■ Task goal: Drop all images. Then write out each line below exactly as given.

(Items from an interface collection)
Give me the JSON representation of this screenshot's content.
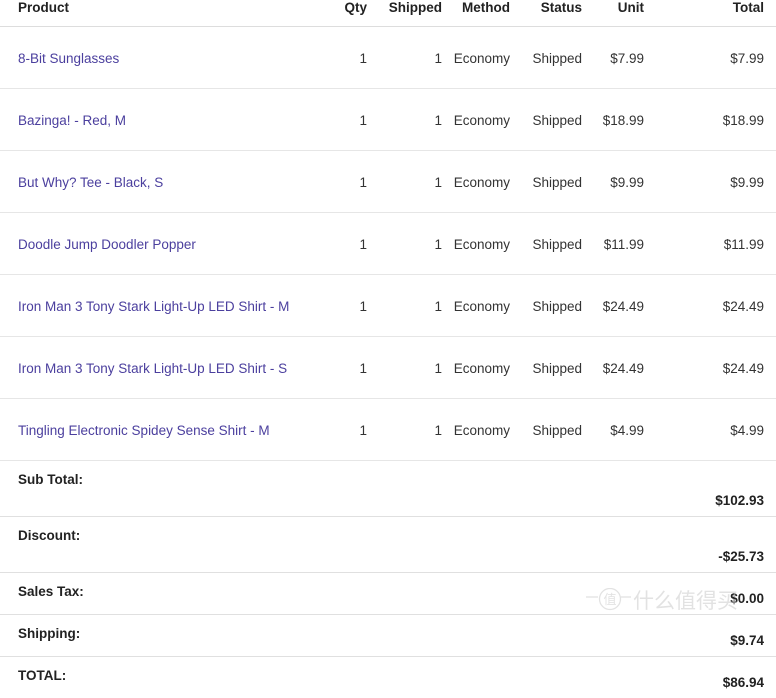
{
  "table": {
    "columns": [
      {
        "key": "product",
        "label": "Product",
        "align": "left"
      },
      {
        "key": "qty",
        "label": "Qty",
        "align": "right"
      },
      {
        "key": "shipped",
        "label": "Shipped",
        "align": "right"
      },
      {
        "key": "method",
        "label": "Method",
        "align": "right"
      },
      {
        "key": "status",
        "label": "Status",
        "align": "right"
      },
      {
        "key": "unit",
        "label": "Unit",
        "align": "right"
      },
      {
        "key": "total",
        "label": "Total",
        "align": "right"
      }
    ],
    "rows": [
      {
        "product": "8-Bit Sunglasses",
        "qty": "1",
        "shipped": "1",
        "method": "Economy",
        "status": "Shipped",
        "unit": "$7.99",
        "total": "$7.99"
      },
      {
        "product": "Bazinga! - Red, M",
        "qty": "1",
        "shipped": "1",
        "method": "Economy",
        "status": "Shipped",
        "unit": "$18.99",
        "total": "$18.99"
      },
      {
        "product": "But Why? Tee - Black, S",
        "qty": "1",
        "shipped": "1",
        "method": "Economy",
        "status": "Shipped",
        "unit": "$9.99",
        "total": "$9.99"
      },
      {
        "product": "Doodle Jump Doodler Popper",
        "qty": "1",
        "shipped": "1",
        "method": "Economy",
        "status": "Shipped",
        "unit": "$11.99",
        "total": "$11.99"
      },
      {
        "product": "Iron Man 3 Tony Stark Light-Up LED Shirt - M",
        "qty": "1",
        "shipped": "1",
        "method": "Economy",
        "status": "Shipped",
        "unit": "$24.49",
        "total": "$24.49"
      },
      {
        "product": "Iron Man 3 Tony Stark Light-Up LED Shirt - S",
        "qty": "1",
        "shipped": "1",
        "method": "Economy",
        "status": "Shipped",
        "unit": "$24.49",
        "total": "$24.49"
      },
      {
        "product": "Tingling Electronic Spidey Sense Shirt - M",
        "qty": "1",
        "shipped": "1",
        "method": "Economy",
        "status": "Shipped",
        "unit": "$4.99",
        "total": "$4.99"
      }
    ],
    "summary": [
      {
        "label": "Sub Total:",
        "value": "$102.93"
      },
      {
        "label": "Discount:",
        "value": "-$25.73"
      },
      {
        "label": "Sales Tax:",
        "value": "$0.00"
      },
      {
        "label": "Shipping:",
        "value": "$9.74"
      },
      {
        "label": "TOTAL:",
        "value": "$86.94"
      }
    ]
  },
  "watermark": {
    "logo_char": "值",
    "text": "什么值得买"
  },
  "colors": {
    "link": "#4b3f9e",
    "text": "#333333",
    "heading": "#222222",
    "rule": "#e6e6e6",
    "head_rule": "#dddddd",
    "background": "#ffffff"
  }
}
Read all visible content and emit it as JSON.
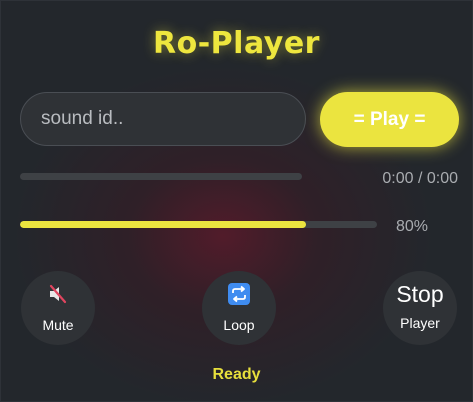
{
  "app": {
    "title": "Ro-Player"
  },
  "search": {
    "placeholder": "sound id..",
    "value": ""
  },
  "play_button": {
    "label": "= Play ="
  },
  "progress": {
    "time_text": "0:00 / 0:00",
    "fraction": 0
  },
  "volume": {
    "text": "80%",
    "fraction": 0.8
  },
  "controls": {
    "mute": {
      "label": "Mute",
      "icon": "muted-speaker-icon"
    },
    "loop": {
      "label": "Loop",
      "icon": "loop-arrows-icon"
    },
    "stop": {
      "label": "Stop",
      "sublabel": "Player"
    }
  },
  "status": {
    "text": "Ready"
  },
  "colors": {
    "accent": "#ebe43f",
    "background": "#23272c",
    "control_bg": "#2f3236",
    "loop_icon_blue": "#3f8cf0",
    "mute_slash_red": "#e0455f"
  }
}
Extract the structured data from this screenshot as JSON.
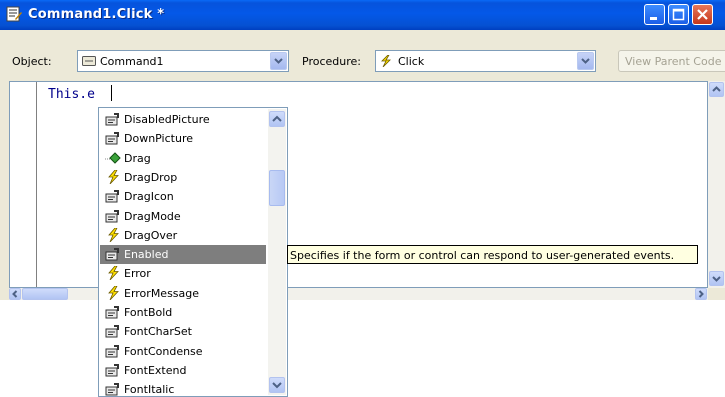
{
  "window": {
    "title": "Command1.Click *"
  },
  "toolbar": {
    "object_label": "Object:",
    "object_value": "Command1",
    "procedure_label": "Procedure:",
    "procedure_value": "Click",
    "view_parent_label": "View Parent Code"
  },
  "editor": {
    "code_line": "This.e"
  },
  "autocomplete": {
    "items": [
      {
        "label": "DisabledPicture",
        "icon": "property-icon"
      },
      {
        "label": "DownPicture",
        "icon": "property-icon"
      },
      {
        "label": "Drag",
        "icon": "method-icon"
      },
      {
        "label": "DragDrop",
        "icon": "event-icon"
      },
      {
        "label": "DragIcon",
        "icon": "property-icon"
      },
      {
        "label": "DragMode",
        "icon": "property-icon"
      },
      {
        "label": "DragOver",
        "icon": "event-icon"
      },
      {
        "label": "Enabled",
        "icon": "property-icon",
        "selected": true
      },
      {
        "label": "Error",
        "icon": "event-icon"
      },
      {
        "label": "ErrorMessage",
        "icon": "event-icon"
      },
      {
        "label": "FontBold",
        "icon": "property-icon"
      },
      {
        "label": "FontCharSet",
        "icon": "property-icon"
      },
      {
        "label": "FontCondense",
        "icon": "property-icon"
      },
      {
        "label": "FontExtend",
        "icon": "property-icon"
      },
      {
        "label": "FontItalic",
        "icon": "property-icon"
      }
    ]
  },
  "tooltip": {
    "text": "Specifies if the form or control can respond to user-generated events."
  },
  "colors": {
    "titlebar": "#0054e3",
    "selection": "#7e7e7e",
    "tooltip_bg": "#ffffe1",
    "code_text": "#00008b"
  }
}
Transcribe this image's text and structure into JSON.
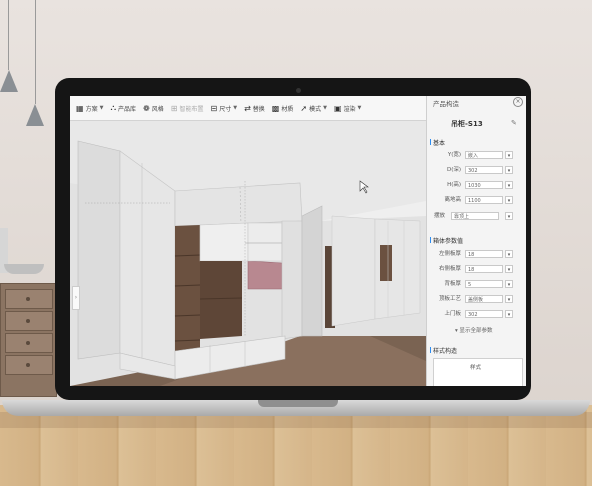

■ Answer box:
Give me the JSON representation of this screenshot's content.
{
  "table": {
    "columns": [
      {
        "key": "product",
        "label": "Product",
        "align": "left"
      },
      {
        "key": "qty",
        "label": "Qty",
        "align": "right"
      },
      {
        "key": "shipped",
        "label": "Shipped",
        "align": "right"
      },
      {
        "key": "method",
        "label": "Method",
        "align": "right"
      },
      {
        "key": "status",
        "label": "Status",
        "align": "right"
      },
      {
        "key": "unit",
        "label": "Unit",
        "align": "right"
      },
      {
        "key": "total",
        "label": "Total",
        "align": "right"
      }
    ],
    "rows": [
      {
        "product": "8-Bit Sunglasses",
        "qty": "1",
        "shipped": "1",
        "method": "Economy",
        "status": "Shipped",
        "unit": "$7.99",
        "total": "$7.99"
      },
      {
        "product": "Bazinga! - Red, M",
        "qty": "1",
        "shipped": "1",
        "method": "Economy",
        "status": "Shipped",
        "unit": "$18.99",
        "total": "$18.99"
      },
      {
        "product": "But Why? Tee - Black, S",
        "qty": "1",
        "shipped": "1",
        "method": "Economy",
        "status": "Shipped",
        "unit": "$9.99",
        "total": "$9.99"
      },
      {
        "product": "Doodle Jump Doodler Popper",
        "qty": "1",
        "shipped": "1",
        "method": "Economy",
        "status": "Shipped",
        "unit": "$11.99",
        "total": "$11.99"
      },
      {
        "product": "Iron Man 3 Tony Stark Light-Up LED Shirt - M",
        "qty": "1",
        "shipped": "1",
        "method": "Economy",
        "status": "Shipped",
        "unit": "$24.49",
        "total": "$24.49"
      },
      {
        "product": "Iron Man 3 Tony Stark Light-Up LED Shirt - S",
        "qty": "1",
        "shipped": "1",
        "method": "Economy",
        "status": "Shipped",
        "unit": "$24.49",
        "total": "$24.49"
      },
      {
        "product": "Tingling Electronic Spidey Sense Shirt - M",
        "qty": "1",
        "shipped": "1",
        "method": "Economy",
        "status": "Shipped",
        "unit": "$4.99",
        "total": "$4.99"
      }
    ],
    "summary": [
      {
        "label": "Sub Total:",
        "value": "$102.93"
      },
      {
        "label": "Discount:",
        "value": "-$25.73"
      },
      {
        "label": "Sales Tax:",
        "value": "$0.00"
      },
      {
        "label": "Shipping:",
        "value": "$9.74"
      },
      {
        "label": "TOTAL:",
        "value": "$86.94"
      }
    ]
  },
  "watermark": {
    "logo_char": "值",
    "text": "什么值得买"
  },
  "colors": {
    "link": "#4b3f9e",
    "text": "#333333",
    "heading": "#222222",
    "rule": "#e6e6e6",
    "head_rule": "#dddddd",
    "background": "#ffffff"
  }
}
Read all visible content and emit it as JSON.
{
  "app": {
    "title": "Ro-Player"
  },
  "search": {
    "placeholder": "sound id..",
    "value": ""
  },
  "play_button": {
    "label": "= Play ="
  },
  "progress": {
    "time_text": "0:00 / 0:00",
    "fraction": 0
  },
  "volume": {
    "text": "80%",
    "fraction": 0.8
  },
  "controls": {
    "mute": {
      "label": "Mute",
      "icon": "muted-speaker-icon"
    },
    "loop": {
      "label": "Loop",
      "icon": "loop-arrows-icon"
    },
    "stop": {
      "label": "Stop",
      "sublabel": "Player"
    }
  },
  "status": {
    "text": "Ready"
  },
  "colors": {
    "accent": "#ebe43f",
    "background": "#23272c",
    "control_bg": "#2f3236",
    "loop_icon_blue": "#3f8cf0",
    "mute_slash_red": "#e0455f"
  }
}
Extract the structured data from this screenshot as JSON.
{
  "window": {
    "title": "Command1.Click *"
  },
  "toolbar": {
    "object_label": "Object:",
    "object_value": "Command1",
    "procedure_label": "Procedure:",
    "procedure_value": "Click",
    "view_parent_label": "View Parent Code"
  },
  "editor": {
    "code_line": "This.e"
  },
  "autocomplete": {
    "items": [
      {
        "label": "DisabledPicture",
        "icon": "property-icon"
      },
      {
        "label": "DownPicture",
        "icon": "property-icon"
      },
      {
        "label": "Drag",
        "icon": "method-icon"
      },
      {
        "label": "DragDrop",
        "icon": "event-icon"
      },
      {
        "label": "DragIcon",
        "icon": "property-icon"
      },
      {
        "label": "DragMode",
        "icon": "property-icon"
      },
      {
        "label": "DragOver",
        "icon": "event-icon"
      },
      {
        "label": "Enabled",
        "icon": "property-icon",
        "selected": true
      },
      {
        "label": "Error",
        "icon": "event-icon"
      },
      {
        "label": "ErrorMessage",
        "icon": "event-icon"
      },
      {
        "label": "FontBold",
        "icon": "property-icon"
      },
      {
        "label": "FontCharSet",
        "icon": "property-icon"
      },
      {
        "label": "FontCondense",
        "icon": "property-icon"
      },
      {
        "label": "FontExtend",
        "icon": "property-icon"
      },
      {
        "label": "FontItalic",
        "icon": "property-icon"
      }
    ]
  },
  "tooltip": {
    "text": "Specifies if the form or control can respond to user-generated events."
  },
  "colors": {
    "titlebar": "#0054e3",
    "selection": "#7e7e7e",
    "tooltip_bg": "#ffffe1",
    "code_text": "#00008b"
  }
}
Transcribe this image's text and structure into JSON.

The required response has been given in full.